So this morning, one of the alliance's leaders kicked me out. There was no warning, no "time to shape up or you're dropped"--just a notification that I'm no longer aligned with anyone. I can't blame them for it; I can't even look up who they replaced me with, since I don't remember the name of the alliance to begin with, which suggests my commitment was never really that firm, despite the time I was sinking into playing.

I haven't looked for a new alliance, but I haven't deleted the app either. I think I'll keep playing the game--it's a good filler for when watching junky TV--but at the same time, I think I'm going to fall back from the competitive side of it. It's an investment I'm not willing to make financially, and shouldn't have been making in terms of time. I'll probably miss it, but if you can look at your time in a game and say after that it should have been spent elsewhere, you're probably right.It was an interesting experience; I've always said that my personality precludes any serious investment in MMO-type games, but through the magic of MPQ, I've inadvertently gotten at least a small taste of the competitiveness and serious time commitment involved in multiplayer affairs. I have to say, I prefer games with clear, unambiguous endings much better--I need that "stopping point."

MPQ has also taken down some of the barriers in my mind about the difference between casual and hardcore players. I know intellectually they're terms that have no reality behind them, but MPQ really blows them away. At its core, it's a "casual" game--a match three tile based on Bejeweled. But because of the competitive aspects added to monetize it, it is also a game requiring a very, very high level of commitment in order to excel.

The numbers my former fellow players reported spending on it are interesting too. Popular industry wisdom and consumer reports claim that most freemium titles are supported by "whales"--that is, 0.15% of all freemium players account for over 50% of its revenue. So you have many players, but only a few who pay enough to keep the lights on (it's similar to the porn industry that way). My teammates belie that number, paying enough to be significant, but not enough to land in the whale category. Now, one anecdotal result doesn't contradict a million sample size survey. But it's fun to speculate. Does MPQ attract a different audience through its focus on superheroes and competition? Did I wind up in an atypically large spending group? Is the 0.15% number wrong?

I don't know.
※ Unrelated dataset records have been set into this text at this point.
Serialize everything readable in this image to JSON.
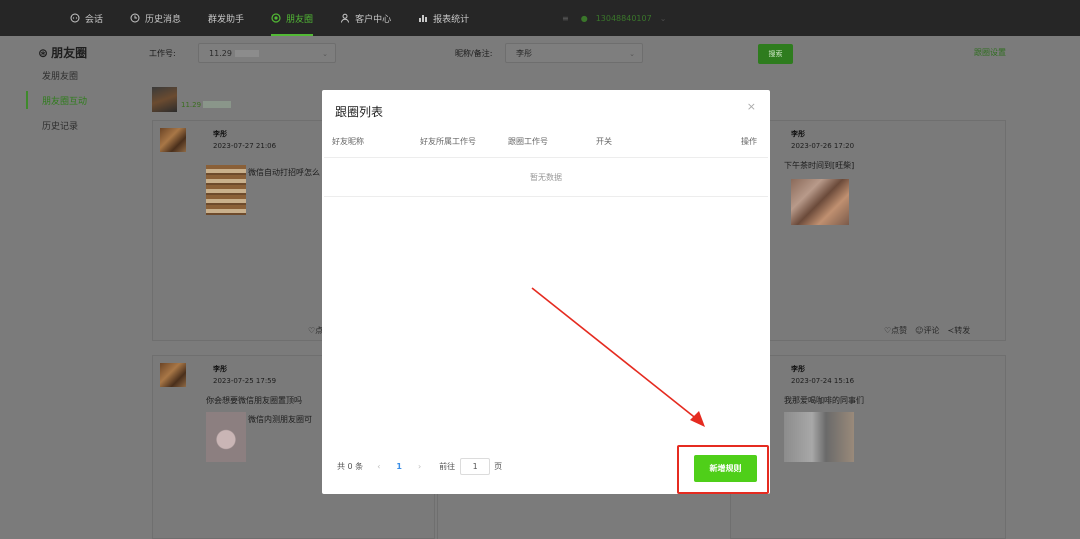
{
  "nav": {
    "items": [
      {
        "label": "会话",
        "icon": "chat-bubble-icon"
      },
      {
        "label": "历史消息",
        "icon": "clock-icon"
      },
      {
        "label": "群发助手",
        "icon": "none"
      },
      {
        "label": "朋友圈",
        "icon": "moments-icon"
      },
      {
        "label": "客户中心",
        "icon": "user-icon"
      },
      {
        "label": "报表统计",
        "icon": "bar-chart-icon"
      }
    ],
    "active_index": 3,
    "account": "13048840107"
  },
  "sidebar": {
    "title": "朋友圈",
    "items": [
      "发朋友圈",
      "朋友圈互动",
      "历史记录"
    ],
    "active_index": 1
  },
  "filters": {
    "work_label": "工作号:",
    "work_value": "11.29",
    "nick_label": "昵称/备注:",
    "nick_value": "李彤",
    "search_label": "搜索",
    "follow_settings": "跟圈设置"
  },
  "profile": {
    "name": "11.29"
  },
  "posts": [
    {
      "name": "李彤",
      "date": "2023-07-27 21:06",
      "text": "微信自动打招呼怎么",
      "action": "♡点"
    },
    {
      "name": "李彤",
      "date": "2023-07-26 17:20",
      "text": "下午茶时间到[旺柴]",
      "like": "♡点赞",
      "comment": "☺评论",
      "share": "≺转发"
    },
    {
      "name": "李彤",
      "date": "2023-07-25 17:59",
      "text": "你会想要微信朋友圈置顶吗",
      "text2": "微信内测朋友圈可"
    },
    {
      "name": "李彤",
      "date": "2023-07-24 15:16",
      "text": "我那爱喝咖啡的同事们"
    }
  ],
  "modal": {
    "title": "跟圈列表",
    "close": "×",
    "columns": [
      "好友昵称",
      "好友所属工作号",
      "跟圈工作号",
      "开关",
      "操作"
    ],
    "empty": "暂无数据",
    "total": "共 0 条",
    "prev": "‹",
    "current_page": "1",
    "next": "›",
    "goto_label": "前往",
    "goto_value": "1",
    "page_suffix": "页",
    "add_button": "新增规则"
  },
  "colors": {
    "accent": "#52b935",
    "add_button": "#4fcf19",
    "highlight": "#e52b20"
  }
}
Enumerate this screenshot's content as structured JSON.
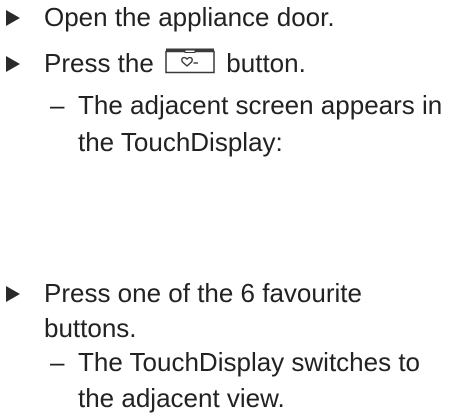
{
  "steps": [
    {
      "text": "Open the appliance door."
    },
    {
      "text_before": "Press the",
      "icon": "favourite-heart-button-icon",
      "text_after": "button.",
      "result_dash": "–",
      "result_line1": "The adjacent screen appears in",
      "result_line2": "the TouchDisplay:"
    },
    {
      "line1": "Press one of the 6 favourite",
      "line2": "buttons.",
      "result_dash": "–",
      "result_line1": "The TouchDisplay switches to",
      "result_line2": "the adjacent view."
    }
  ],
  "colors": {
    "text": "#222222",
    "arrow": "#2a2a2a"
  }
}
Can't know, really. But I appreciate the opportunity to watch things unfold from the sidelines, instead of in prime freemium seats.
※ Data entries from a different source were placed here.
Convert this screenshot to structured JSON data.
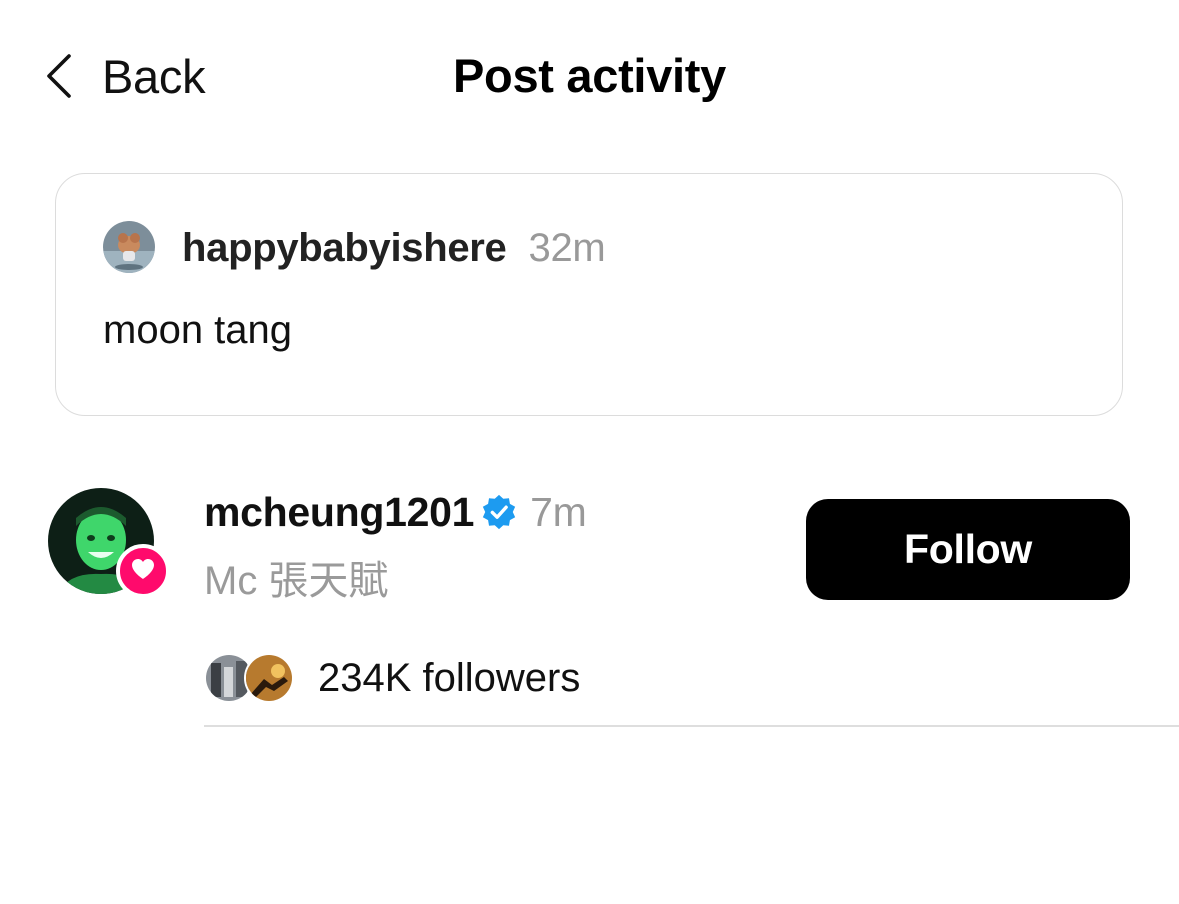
{
  "header": {
    "back_label": "Back",
    "title": "Post activity"
  },
  "post": {
    "author": "happybabyishere",
    "time": "32m",
    "text": "moon tang"
  },
  "activity": {
    "username": "mcheung1201",
    "verified": true,
    "time": "7m",
    "full_name": "Mc 張天賦",
    "action_icon": "heart-icon",
    "follow_label": "Follow",
    "followers_text": "234K followers"
  },
  "colors": {
    "like_badge": "#ff0a6c",
    "verified_badge": "#1d9bf0",
    "follow_button": "#000000",
    "secondary_text": "#999999"
  }
}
Later Days.

Monday, December 8, 2014

Origin Story

Last survivor of a dying people
tragic death of loved ones
sworn to protect a world that hates and fears them
science experiment gone wrong
two brothers, one strong in mind, one strong in body, compete for the affections of a distant father
different from birth, trauma reveals a teenager's latent talents
accused of a crime she didn't commit
a mission to right a tragic wrong
in the wrong hands
hunted by the mob
great power
secret government program creates what it can't control
a family legacy inspires
arcane magic rituals awaken what once slumbered
older mentor figure guides youth to a fate he did not choose
many are called
few are chosen
two college roommates, both geniuses, one beloved and revered, one alienated and alienating, neither used to equals, are drawn to each other, then drawn apart
small time criminal stumbles upon magical artifact
yearns for greatness
in a world gone wrong, one figure rises
built then abandoned by creator
arrogant materialistic man has moment of epiphany and swears to
great responsibility
betrayed by the people they had sworn to protect
separated at birth, she discovers her secret heritage
dying alien bestows last gift
invention leads creator to unusual acts
lost and far from home
a being more than human swears to make the world better
a being more than human swears to make the world in their image

Later Days.